# Stored dataset items:
______________________________

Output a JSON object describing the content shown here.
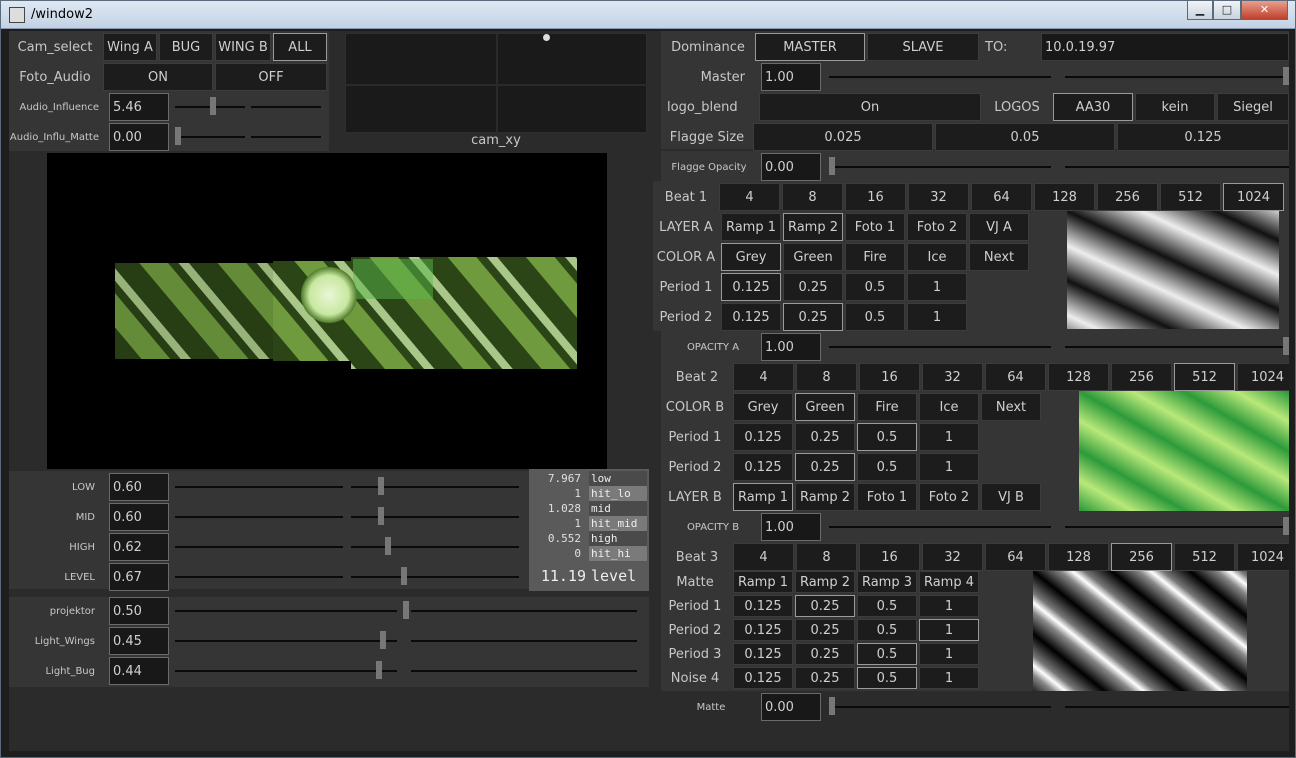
{
  "window": {
    "title": "/window2",
    "min": "▁",
    "max": "□",
    "close": "✕"
  },
  "left": {
    "cam_select": {
      "label": "Cam_select",
      "options": [
        "Wing A",
        "BUG",
        "WING B",
        "ALL"
      ]
    },
    "foto_audio": {
      "label": "Foto_Audio",
      "on": "ON",
      "off": "OFF"
    },
    "audio_influence": {
      "label": "Audio_Influence",
      "value": "5.46",
      "level": 0.55
    },
    "audio_influ_matte": {
      "label": "Audio_Influ_Matte",
      "value": "0.00",
      "level": 0.0
    },
    "cam_xy": {
      "label": "cam_xy"
    },
    "bands": [
      {
        "label": "LOW",
        "value": "0.60",
        "level": 0.6
      },
      {
        "label": "MID",
        "value": "0.60",
        "level": 0.6
      },
      {
        "label": "HIGH",
        "value": "0.62",
        "level": 0.62
      },
      {
        "label": "LEVEL",
        "value": "0.67",
        "level": 0.67
      }
    ],
    "meter": [
      {
        "num": "7.967",
        "name": "low"
      },
      {
        "num": "1",
        "name": "hit_lo"
      },
      {
        "num": "1.028",
        "name": "mid"
      },
      {
        "num": "1",
        "name": "hit_mid"
      },
      {
        "num": "0.552",
        "name": "high"
      },
      {
        "num": "0",
        "name": "hit_hi"
      }
    ],
    "meter_level": {
      "num": "11.19",
      "name": "level"
    },
    "lights": [
      {
        "label": "projektor",
        "value": "0.50",
        "level": 0.5
      },
      {
        "label": "Light_Wings",
        "value": "0.45",
        "level": 0.45
      },
      {
        "label": "Light_Bug",
        "value": "0.44",
        "level": 0.44
      }
    ]
  },
  "right": {
    "dominance": {
      "label": "Dominance",
      "master": "MASTER",
      "slave": "SLAVE",
      "to_label": "TO:",
      "to_value": "10.0.19.97"
    },
    "master": {
      "label": "Master",
      "value": "1.00",
      "level": 1.0
    },
    "logo_blend": {
      "label": "logo_blend",
      "value": "On",
      "logos_label": "LOGOS",
      "logos": [
        "AA30",
        "kein",
        "Siegel"
      ]
    },
    "flagge_size": {
      "label": "Flagge Size",
      "values": [
        "0.025",
        "0.05",
        "0.125"
      ]
    },
    "flagge_opacity": {
      "label": "Flagge Opacity",
      "value": "0.00",
      "level": 0.0
    },
    "beats": [
      "4",
      "8",
      "16",
      "32",
      "64",
      "128",
      "256",
      "512",
      "1024"
    ],
    "beat1": {
      "label": "Beat 1",
      "selected": "1024"
    },
    "layer_a": {
      "label": "LAYER A",
      "options": [
        "Ramp 1",
        "Ramp 2",
        "Foto 1",
        "Foto 2",
        "VJ A"
      ]
    },
    "color_a": {
      "label": "COLOR A",
      "options": [
        "Grey",
        "Green",
        "Fire",
        "Ice",
        "Next"
      ]
    },
    "periods": [
      "0.125",
      "0.25",
      "0.5",
      "1"
    ],
    "period1_a": {
      "label": "Period 1"
    },
    "period2_a": {
      "label": "Period 2"
    },
    "opacity_a": {
      "label": "OPACITY A",
      "value": "1.00",
      "level": 1.0
    },
    "beat2": {
      "label": "Beat 2",
      "selected": "512"
    },
    "color_b": {
      "label": "COLOR B",
      "options": [
        "Grey",
        "Green",
        "Fire",
        "Ice",
        "Next"
      ]
    },
    "period1_b": {
      "label": "Period 1"
    },
    "period2_b": {
      "label": "Period 2"
    },
    "layer_b": {
      "label": "LAYER B",
      "options": [
        "Ramp 1",
        "Ramp 2",
        "Foto 1",
        "Foto 2",
        "VJ B"
      ]
    },
    "opacity_b": {
      "label": "OPACITY B",
      "value": "1.00",
      "level": 1.0
    },
    "beat3": {
      "label": "Beat 3",
      "selected": "256"
    },
    "matte": {
      "label": "Matte",
      "options": [
        "Ramp 1",
        "Ramp 2",
        "Ramp 3",
        "Ramp 4"
      ]
    },
    "matte_periods": [
      {
        "label": "Period 1"
      },
      {
        "label": "Period 2"
      },
      {
        "label": "Period 3"
      },
      {
        "label": "Noise 4"
      }
    ],
    "matte_slider": {
      "label": "Matte",
      "value": "0.00",
      "level": 0.0
    }
  }
}
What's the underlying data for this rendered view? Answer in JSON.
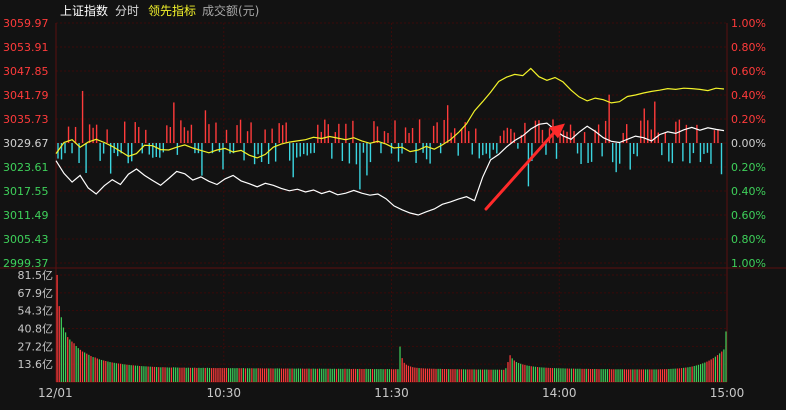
{
  "header": {
    "index_name": "上证指数",
    "mode": "分时",
    "leading_indicator": "领先指标",
    "volume_label": "成交额(元)"
  },
  "colors": {
    "background": "#121212",
    "grid": "#3a0a0a",
    "up": "#ff3b3b",
    "down": "#3bd5e0",
    "index_line": "#ffffff",
    "leading_line": "#f2f22a",
    "arrow": "#ff2a2a",
    "vol_up": "#ff3b3b",
    "vol_down": "#3ed05a"
  },
  "chart_data": {
    "type": "line",
    "title": "上证指数 分时",
    "prev_close": 3029.67,
    "y_left_ticks": [
      "3059.97",
      "3053.91",
      "3047.85",
      "3041.79",
      "3035.73",
      "3029.67",
      "3023.61",
      "3017.55",
      "3011.49",
      "3005.43",
      "2999.37"
    ],
    "y_right_ticks": [
      "1.00%",
      "0.80%",
      "0.60%",
      "0.40%",
      "0.20%",
      "0.00%",
      "0.20%",
      "0.40%",
      "0.60%",
      "0.80%",
      "1.00%"
    ],
    "ylim": [
      2999.37,
      3059.97
    ],
    "x_ticks": [
      "12/01",
      "10:30",
      "11:30",
      "14:00",
      "15:00"
    ],
    "series": [
      {
        "name": "上证指数",
        "values": [
          3025.2,
          3022.0,
          3019.8,
          3021.5,
          3018.3,
          3016.8,
          3018.9,
          3020.4,
          3019.2,
          3021.8,
          3023.1,
          3021.5,
          3020.2,
          3019.0,
          3020.7,
          3022.5,
          3021.9,
          3020.3,
          3021.1,
          3020.0,
          3019.2,
          3020.6,
          3021.5,
          3020.1,
          3019.4,
          3018.6,
          3019.5,
          3019.0,
          3018.2,
          3017.6,
          3018.0,
          3017.3,
          3017.8,
          3016.9,
          3017.5,
          3016.6,
          3017.0,
          3017.7,
          3017.0,
          3016.5,
          3016.8,
          3015.6,
          3013.8,
          3012.8,
          3012.0,
          3011.5,
          3012.3,
          3013.0,
          3014.2,
          3014.8,
          3015.5,
          3016.1,
          3015.1,
          3021.0,
          3025.4,
          3026.8,
          3028.7,
          3030.3,
          3031.5,
          3033.2,
          3034.4,
          3034.7,
          3033.0,
          3031.5,
          3030.6,
          3032.4,
          3033.9,
          3032.6,
          3031.0,
          3030.1,
          3029.8,
          3030.6,
          3031.4,
          3031.0,
          3030.2,
          3031.8,
          3032.5,
          3032.1,
          3033.0,
          3033.6,
          3032.9,
          3033.5,
          3033.1,
          3032.8
        ],
        "note": "minute-sampled approximation"
      },
      {
        "name": "领先指标",
        "values": [
          3027.0,
          3029.8,
          3030.5,
          3028.6,
          3029.9,
          3030.6,
          3029.8,
          3028.8,
          3027.6,
          3026.3,
          3027.0,
          3029.1,
          3029.0,
          3028.0,
          3027.9,
          3028.6,
          3029.2,
          3028.4,
          3027.8,
          3027.2,
          3027.9,
          3028.3,
          3027.4,
          3027.8,
          3026.6,
          3025.9,
          3026.8,
          3028.6,
          3029.4,
          3029.9,
          3030.2,
          3030.5,
          3031.1,
          3030.8,
          3031.3,
          3030.9,
          3030.5,
          3031.0,
          3030.2,
          3029.6,
          3030.1,
          3029.4,
          3028.4,
          3028.6,
          3027.5,
          3027.9,
          3028.8,
          3028.1,
          3029.2,
          3030.5,
          3032.3,
          3034.5,
          3037.8,
          3040.1,
          3042.5,
          3045.2,
          3046.3,
          3047.0,
          3046.7,
          3048.5,
          3046.4,
          3045.5,
          3046.2,
          3045.1,
          3043.0,
          3041.3,
          3040.3,
          3041.0,
          3040.6,
          3039.8,
          3040.1,
          3041.4,
          3041.8,
          3042.3,
          3042.7,
          3043.0,
          3043.4,
          3043.2,
          3043.5,
          3043.4,
          3043.2,
          3042.9,
          3043.5,
          3043.3
        ]
      }
    ],
    "volume": {
      "ylabel": "成交额(元)",
      "ticks": [
        "81.5亿",
        "67.9亿",
        "54.3亿",
        "40.8亿",
        "27.2亿",
        "13.6亿"
      ],
      "ylim_yi": [
        0,
        81.5
      ],
      "values_yi": [
        81.5,
        57.8,
        49.3,
        41.5,
        37.8,
        34.2,
        32.4,
        30.8,
        29.5,
        27.4,
        25.8,
        24.5,
        23.2,
        22.5,
        21.6,
        20.7,
        19.8,
        19.0,
        18.7,
        17.9,
        17.3,
        16.8,
        16.4,
        16.0,
        15.6,
        15.2,
        14.9,
        14.6,
        14.3,
        14.1,
        13.9,
        13.6,
        13.4,
        13.2,
        13.0,
        12.8,
        12.7,
        12.5,
        12.4,
        12.2,
        12.1,
        12.0,
        11.9,
        11.8,
        11.7,
        11.6,
        11.5,
        11.4,
        11.3,
        11.2,
        11.3,
        11.2,
        11.1,
        11.0,
        11.0,
        11.2,
        11.1,
        11.0,
        10.9,
        10.9,
        11.0,
        10.8,
        10.9,
        10.8,
        10.8,
        10.9,
        10.7,
        10.8,
        10.7,
        10.8,
        10.7,
        10.8,
        10.7,
        10.6,
        10.7,
        10.6,
        10.6,
        10.7,
        10.6,
        10.6,
        10.7,
        10.6,
        10.5,
        10.6,
        10.5,
        10.6,
        10.5,
        10.5,
        10.6,
        10.4,
        10.5,
        10.4,
        10.5,
        10.4,
        10.4,
        10.5,
        10.4,
        10.4,
        10.3,
        10.4,
        10.3,
        10.4,
        10.3,
        10.3,
        10.4,
        10.3,
        10.3,
        10.2,
        10.3,
        10.3,
        10.2,
        10.3,
        10.2,
        10.2,
        10.3,
        10.2,
        10.2,
        10.1,
        10.2,
        10.2,
        10.1,
        10.2,
        10.1,
        10.1,
        10.2,
        10.1,
        10.1,
        10.1,
        10.1,
        10.1,
        10.0,
        10.1,
        10.0,
        10.1,
        10.0,
        10.0,
        10.1,
        10.0,
        10.0,
        9.9,
        10.0,
        10.0,
        9.9,
        10.0,
        9.9,
        9.9,
        10.0,
        9.9,
        9.9,
        9.9,
        9.8,
        9.9,
        9.8,
        9.9,
        9.8,
        9.8,
        9.9,
        9.8,
        9.8,
        9.7,
        9.8,
        9.8,
        27.0,
        18.2,
        14.6,
        13.2,
        12.4,
        11.8,
        11.3,
        11.0,
        10.8,
        10.6,
        10.5,
        10.4,
        10.3,
        10.2,
        10.2,
        10.1,
        10.1,
        10.0,
        10.0,
        10.0,
        9.9,
        9.9,
        9.9,
        9.8,
        9.8,
        9.8,
        9.8,
        9.7,
        9.7,
        9.7,
        9.7,
        9.6,
        9.6,
        9.6,
        9.6,
        9.6,
        9.5,
        9.5,
        9.5,
        9.5,
        9.5,
        9.5,
        9.4,
        9.4,
        9.4,
        9.4,
        9.4,
        9.4,
        9.3,
        9.3,
        10.5,
        15.2,
        20.4,
        18.0,
        16.4,
        15.2,
        14.5,
        13.9,
        13.4,
        13.0,
        12.6,
        12.3,
        12.0,
        11.8,
        11.6,
        11.4,
        11.2,
        11.1,
        11.0,
        10.9,
        10.8,
        10.7,
        10.6,
        10.6,
        10.5,
        10.5,
        10.4,
        10.4,
        10.3,
        10.3,
        10.2,
        10.2,
        10.2,
        10.1,
        10.1,
        10.1,
        10.0,
        10.0,
        10.0,
        10.0,
        9.9,
        9.9,
        9.9,
        9.9,
        9.8,
        9.8,
        9.8,
        9.8,
        9.8,
        9.8,
        9.7,
        9.7,
        9.7,
        9.7,
        9.7,
        9.7,
        9.7,
        9.6,
        9.6,
        9.6,
        9.6,
        9.6,
        9.6,
        9.6,
        9.6,
        9.6,
        9.6,
        9.6,
        9.6,
        9.6,
        9.6,
        9.6,
        9.6,
        9.7,
        9.7,
        9.8,
        9.8,
        9.9,
        10.0,
        10.1,
        10.2,
        10.3,
        10.4,
        10.6,
        10.8,
        11.0,
        11.2,
        11.5,
        11.8,
        12.2,
        12.6,
        13.1,
        13.6,
        14.2,
        14.8,
        15.5,
        16.3,
        17.2,
        18.2,
        19.3,
        20.5,
        21.8,
        23.2,
        24.8,
        38.5
      ]
    }
  }
}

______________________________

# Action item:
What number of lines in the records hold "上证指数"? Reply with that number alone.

# Result:
3